=== DESCRIPTION OF THE TASK ===
Copy each line from the listing below where the word "this" shows up.

BEGIN DATA EXTRACTS

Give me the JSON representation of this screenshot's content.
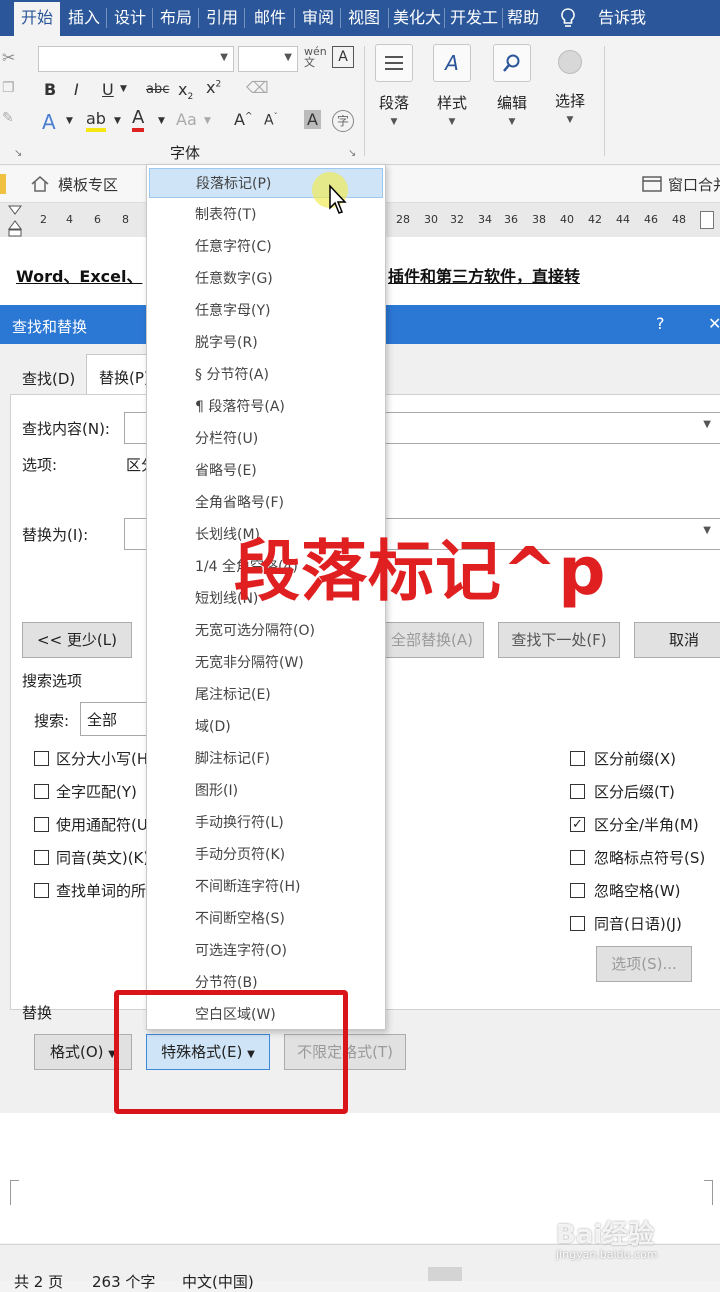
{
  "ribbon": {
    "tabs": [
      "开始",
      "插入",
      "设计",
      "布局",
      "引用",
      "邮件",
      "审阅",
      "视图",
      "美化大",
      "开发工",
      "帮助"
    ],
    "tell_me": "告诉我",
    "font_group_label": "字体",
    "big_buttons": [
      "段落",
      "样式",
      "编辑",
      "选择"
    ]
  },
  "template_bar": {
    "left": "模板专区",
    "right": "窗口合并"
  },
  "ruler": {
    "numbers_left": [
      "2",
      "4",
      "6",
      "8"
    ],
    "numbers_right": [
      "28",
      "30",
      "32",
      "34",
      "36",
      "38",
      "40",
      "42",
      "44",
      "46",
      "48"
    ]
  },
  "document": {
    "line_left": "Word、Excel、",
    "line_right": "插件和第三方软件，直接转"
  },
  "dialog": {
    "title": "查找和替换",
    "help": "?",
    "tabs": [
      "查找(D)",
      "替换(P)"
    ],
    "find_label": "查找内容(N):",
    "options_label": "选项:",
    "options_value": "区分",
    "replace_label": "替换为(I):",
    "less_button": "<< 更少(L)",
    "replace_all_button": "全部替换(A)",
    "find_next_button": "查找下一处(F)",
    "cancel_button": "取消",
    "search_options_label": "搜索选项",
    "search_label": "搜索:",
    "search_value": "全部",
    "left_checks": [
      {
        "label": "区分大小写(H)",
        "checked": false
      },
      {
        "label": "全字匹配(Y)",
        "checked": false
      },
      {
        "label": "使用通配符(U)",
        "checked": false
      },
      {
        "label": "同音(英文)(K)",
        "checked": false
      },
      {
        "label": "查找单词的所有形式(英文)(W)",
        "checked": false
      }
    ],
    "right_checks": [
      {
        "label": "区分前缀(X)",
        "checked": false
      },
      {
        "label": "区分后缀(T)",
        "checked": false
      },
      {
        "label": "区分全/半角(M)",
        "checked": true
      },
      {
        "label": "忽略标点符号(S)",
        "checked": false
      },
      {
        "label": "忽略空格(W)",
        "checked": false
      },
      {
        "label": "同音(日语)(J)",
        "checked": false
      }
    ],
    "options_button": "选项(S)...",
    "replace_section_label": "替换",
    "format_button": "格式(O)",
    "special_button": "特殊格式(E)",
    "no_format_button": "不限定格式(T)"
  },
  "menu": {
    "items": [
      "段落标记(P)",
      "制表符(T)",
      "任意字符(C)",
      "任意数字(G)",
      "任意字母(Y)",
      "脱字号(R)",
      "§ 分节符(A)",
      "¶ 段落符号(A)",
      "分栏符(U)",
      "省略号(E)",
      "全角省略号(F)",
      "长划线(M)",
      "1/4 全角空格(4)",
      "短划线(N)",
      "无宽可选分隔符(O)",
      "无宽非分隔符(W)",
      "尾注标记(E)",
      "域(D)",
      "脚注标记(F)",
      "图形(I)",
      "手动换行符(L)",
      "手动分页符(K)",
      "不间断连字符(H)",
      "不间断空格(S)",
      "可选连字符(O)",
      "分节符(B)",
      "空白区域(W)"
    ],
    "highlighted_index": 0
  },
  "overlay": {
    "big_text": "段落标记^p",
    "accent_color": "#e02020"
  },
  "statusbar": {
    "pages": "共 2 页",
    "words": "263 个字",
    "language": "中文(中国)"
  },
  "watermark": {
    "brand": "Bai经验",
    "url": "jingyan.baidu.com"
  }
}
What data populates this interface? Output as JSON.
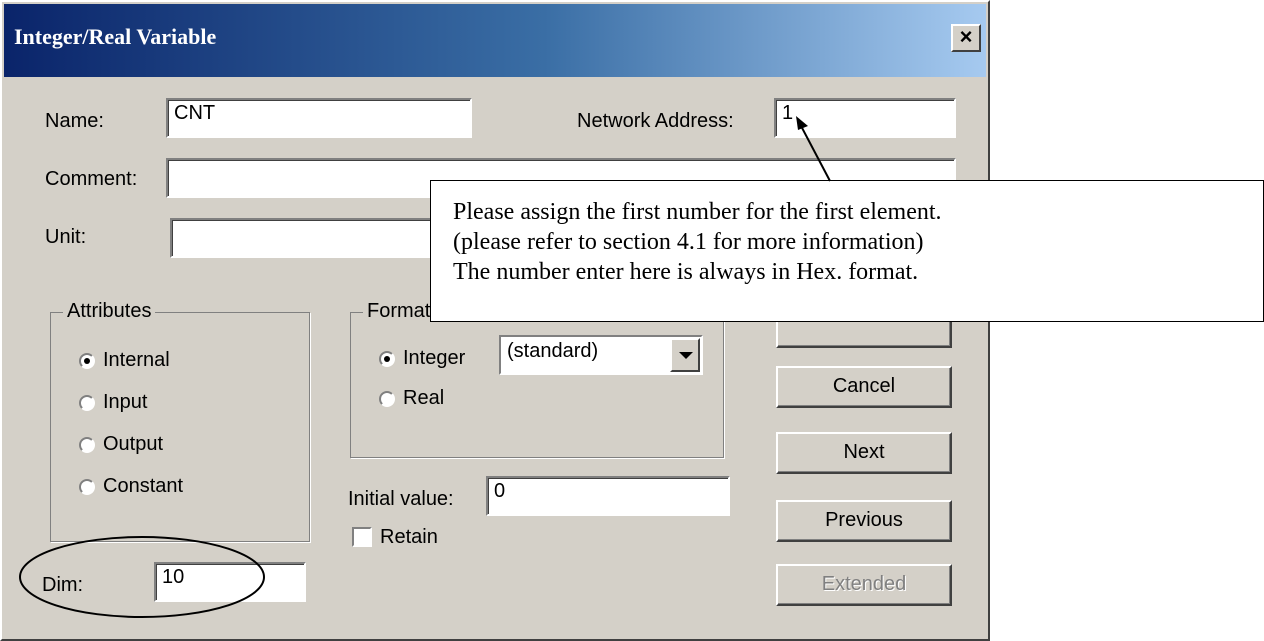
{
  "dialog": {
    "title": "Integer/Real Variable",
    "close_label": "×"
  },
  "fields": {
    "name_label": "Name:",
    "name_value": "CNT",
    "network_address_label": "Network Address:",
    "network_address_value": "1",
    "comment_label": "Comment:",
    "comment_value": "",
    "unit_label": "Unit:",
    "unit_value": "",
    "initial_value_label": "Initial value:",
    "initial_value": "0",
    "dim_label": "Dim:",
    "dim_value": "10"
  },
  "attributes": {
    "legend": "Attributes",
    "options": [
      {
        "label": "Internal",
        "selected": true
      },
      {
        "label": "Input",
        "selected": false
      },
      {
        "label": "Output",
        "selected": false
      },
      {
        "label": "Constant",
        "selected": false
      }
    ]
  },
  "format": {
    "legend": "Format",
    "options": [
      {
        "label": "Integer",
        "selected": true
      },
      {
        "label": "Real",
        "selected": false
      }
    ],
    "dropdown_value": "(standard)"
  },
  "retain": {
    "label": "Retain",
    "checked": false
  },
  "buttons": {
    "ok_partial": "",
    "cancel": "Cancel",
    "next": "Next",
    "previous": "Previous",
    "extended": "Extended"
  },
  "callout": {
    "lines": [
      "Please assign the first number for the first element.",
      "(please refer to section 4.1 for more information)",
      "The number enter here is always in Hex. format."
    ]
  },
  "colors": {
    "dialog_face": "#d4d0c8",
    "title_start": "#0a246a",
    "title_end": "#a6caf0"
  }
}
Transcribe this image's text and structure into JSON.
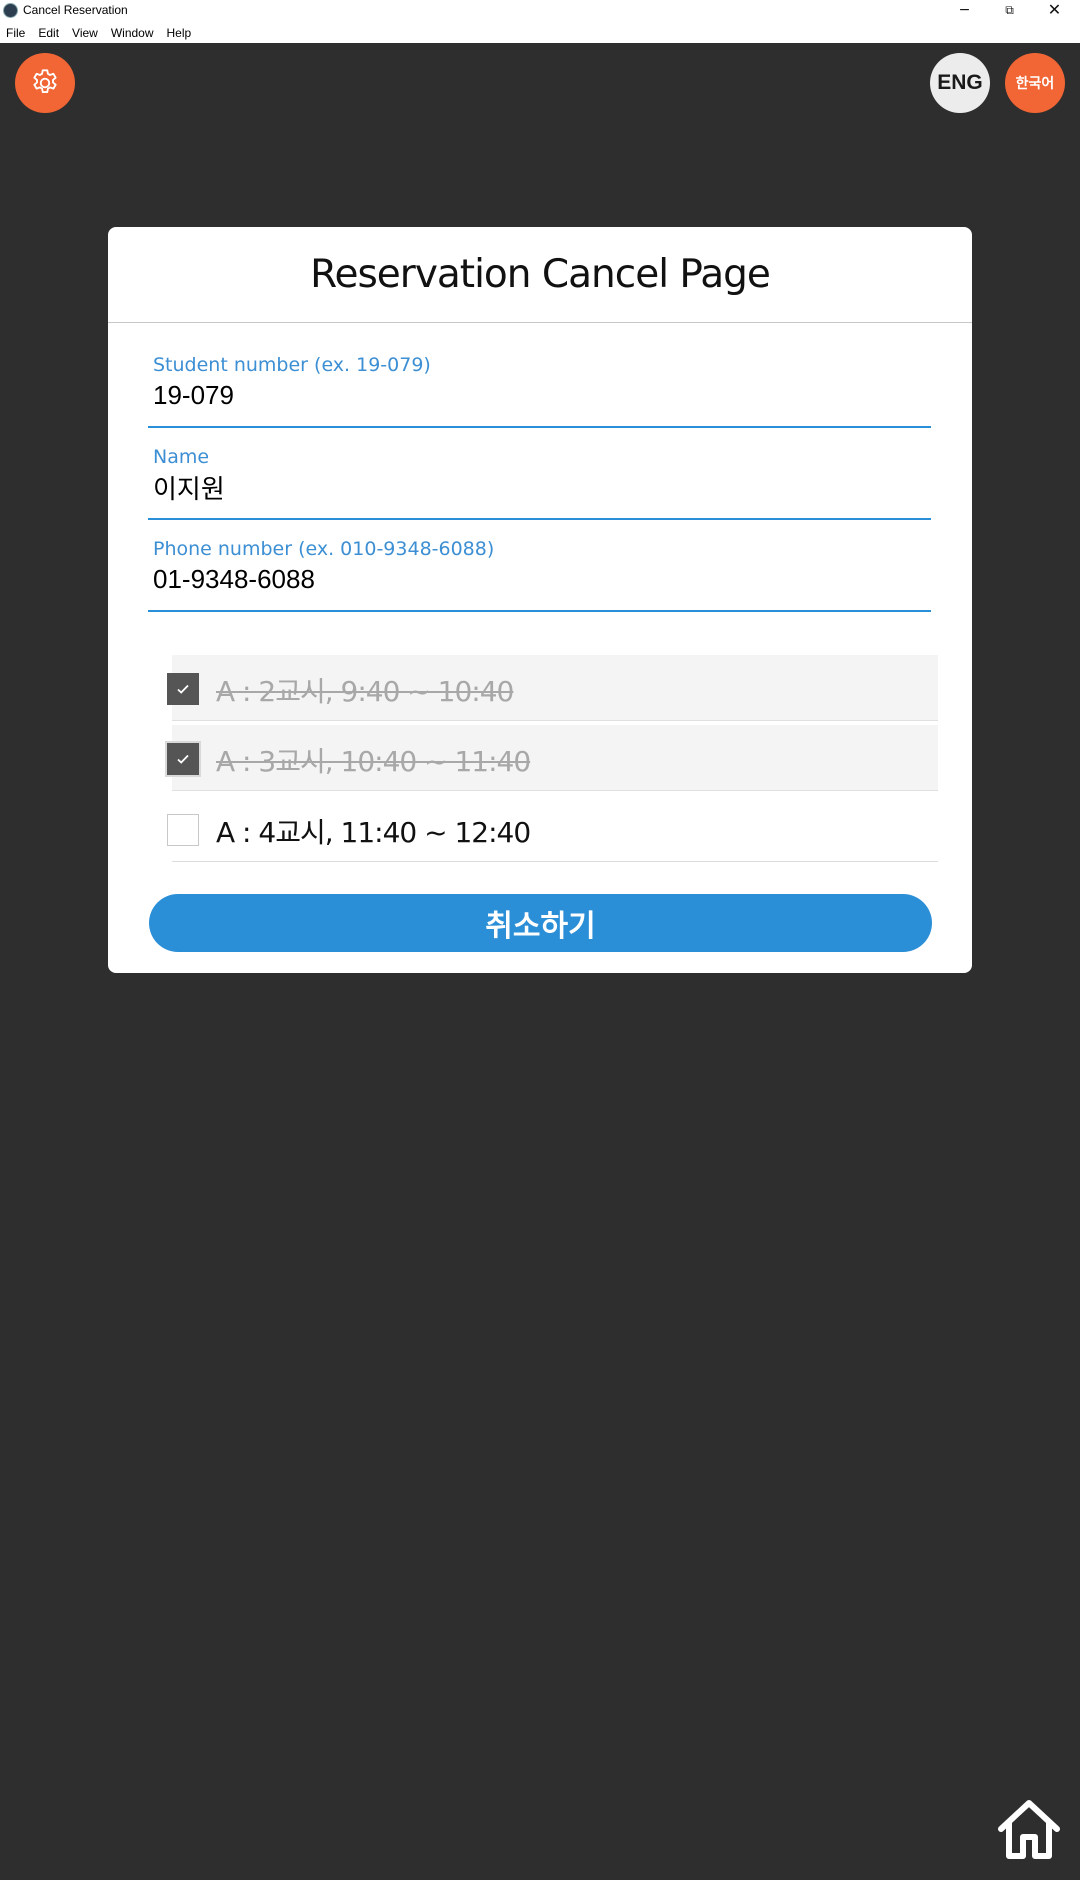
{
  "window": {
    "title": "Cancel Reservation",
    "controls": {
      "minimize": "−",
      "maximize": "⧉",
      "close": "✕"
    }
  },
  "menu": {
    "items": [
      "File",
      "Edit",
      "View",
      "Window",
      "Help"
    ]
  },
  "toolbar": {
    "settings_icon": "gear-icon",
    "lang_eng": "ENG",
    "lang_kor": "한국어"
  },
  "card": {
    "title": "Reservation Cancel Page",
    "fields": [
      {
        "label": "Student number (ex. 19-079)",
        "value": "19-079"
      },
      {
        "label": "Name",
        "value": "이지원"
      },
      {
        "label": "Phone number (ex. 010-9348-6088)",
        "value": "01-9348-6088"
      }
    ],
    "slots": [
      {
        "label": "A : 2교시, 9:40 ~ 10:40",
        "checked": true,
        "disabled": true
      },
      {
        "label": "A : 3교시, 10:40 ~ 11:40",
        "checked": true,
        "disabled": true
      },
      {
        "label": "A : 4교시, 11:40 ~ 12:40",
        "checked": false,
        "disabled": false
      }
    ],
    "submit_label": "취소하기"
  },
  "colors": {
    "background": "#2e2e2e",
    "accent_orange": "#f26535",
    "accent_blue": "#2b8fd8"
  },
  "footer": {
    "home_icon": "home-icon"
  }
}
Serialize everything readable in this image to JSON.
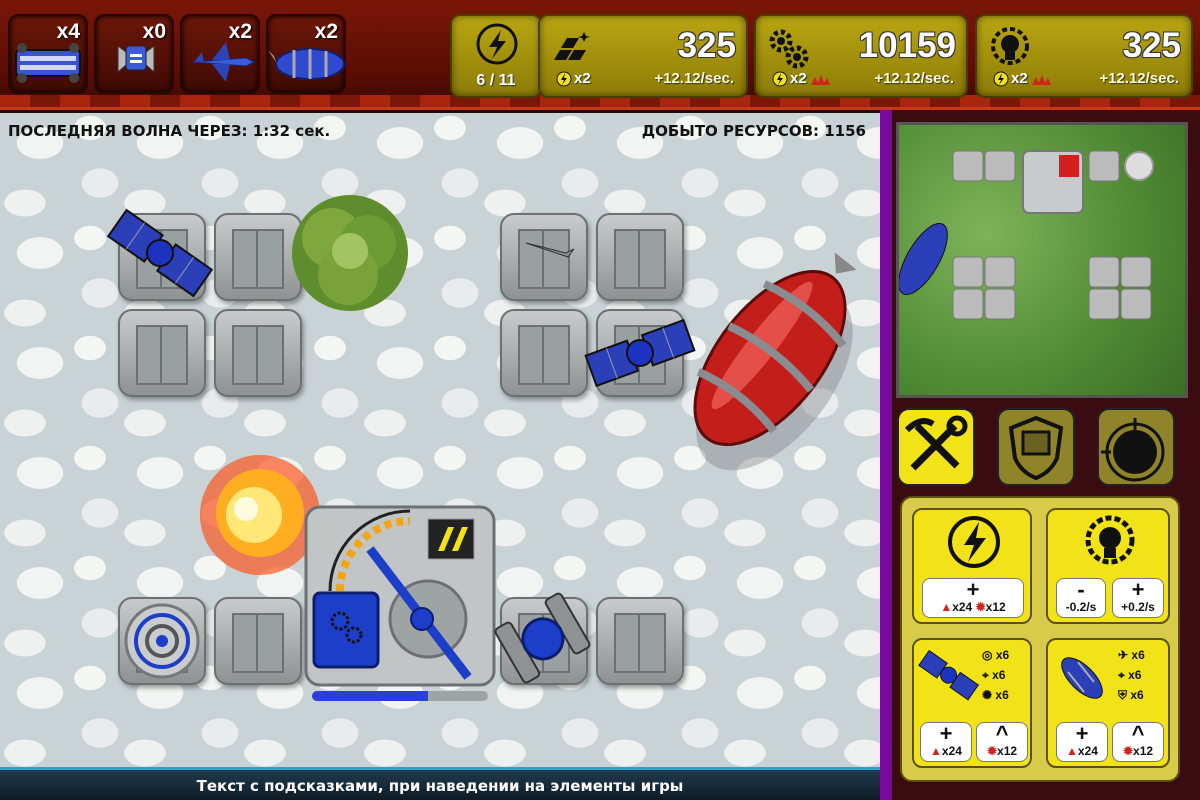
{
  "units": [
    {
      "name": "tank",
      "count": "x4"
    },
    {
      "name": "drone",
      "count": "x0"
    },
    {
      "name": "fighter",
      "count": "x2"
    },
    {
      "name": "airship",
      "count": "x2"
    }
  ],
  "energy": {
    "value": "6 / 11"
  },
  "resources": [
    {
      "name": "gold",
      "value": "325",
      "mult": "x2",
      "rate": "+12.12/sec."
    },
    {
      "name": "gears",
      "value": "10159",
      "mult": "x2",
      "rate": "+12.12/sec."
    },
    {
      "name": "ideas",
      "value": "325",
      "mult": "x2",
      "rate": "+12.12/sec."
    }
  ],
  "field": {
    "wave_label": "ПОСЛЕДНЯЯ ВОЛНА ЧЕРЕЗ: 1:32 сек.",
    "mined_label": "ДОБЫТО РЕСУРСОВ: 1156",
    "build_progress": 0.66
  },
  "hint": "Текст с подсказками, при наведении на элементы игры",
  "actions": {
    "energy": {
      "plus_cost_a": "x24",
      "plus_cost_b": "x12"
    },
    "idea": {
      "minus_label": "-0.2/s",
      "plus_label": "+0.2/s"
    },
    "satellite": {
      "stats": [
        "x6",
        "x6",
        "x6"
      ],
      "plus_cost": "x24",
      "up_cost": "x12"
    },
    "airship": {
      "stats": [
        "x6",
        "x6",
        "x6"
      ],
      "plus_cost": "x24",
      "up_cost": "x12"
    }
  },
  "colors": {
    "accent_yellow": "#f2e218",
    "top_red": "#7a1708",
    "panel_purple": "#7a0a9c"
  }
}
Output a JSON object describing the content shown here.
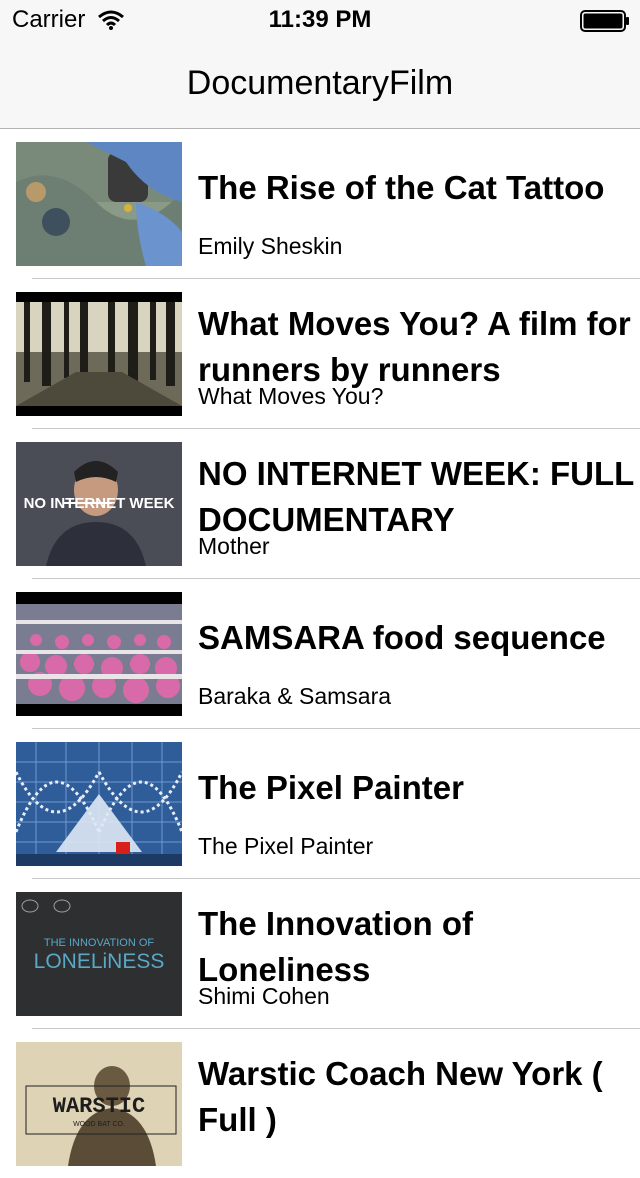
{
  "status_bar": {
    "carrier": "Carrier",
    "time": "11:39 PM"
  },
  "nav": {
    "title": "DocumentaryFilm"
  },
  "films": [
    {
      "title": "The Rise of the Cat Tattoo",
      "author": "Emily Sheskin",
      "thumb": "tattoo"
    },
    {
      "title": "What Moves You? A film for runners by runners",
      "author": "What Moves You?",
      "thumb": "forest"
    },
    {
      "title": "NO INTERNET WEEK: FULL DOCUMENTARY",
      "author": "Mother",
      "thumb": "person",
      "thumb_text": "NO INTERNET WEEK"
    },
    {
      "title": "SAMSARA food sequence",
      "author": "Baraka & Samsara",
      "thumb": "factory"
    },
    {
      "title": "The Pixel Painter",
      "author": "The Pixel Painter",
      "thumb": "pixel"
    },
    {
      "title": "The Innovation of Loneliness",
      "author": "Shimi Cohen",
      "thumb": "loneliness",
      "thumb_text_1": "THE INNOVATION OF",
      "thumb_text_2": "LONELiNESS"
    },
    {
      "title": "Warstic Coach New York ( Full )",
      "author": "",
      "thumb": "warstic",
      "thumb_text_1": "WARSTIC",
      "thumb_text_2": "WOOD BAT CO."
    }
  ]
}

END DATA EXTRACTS

=== RESPONSE TO THE TASK ===
Give me the JSON representation of this screenshot's content.
What data populates this interface? Output as JSON.
Transcribe this image's text and structure into JSON.
Serialize everything readable in this image to JSON.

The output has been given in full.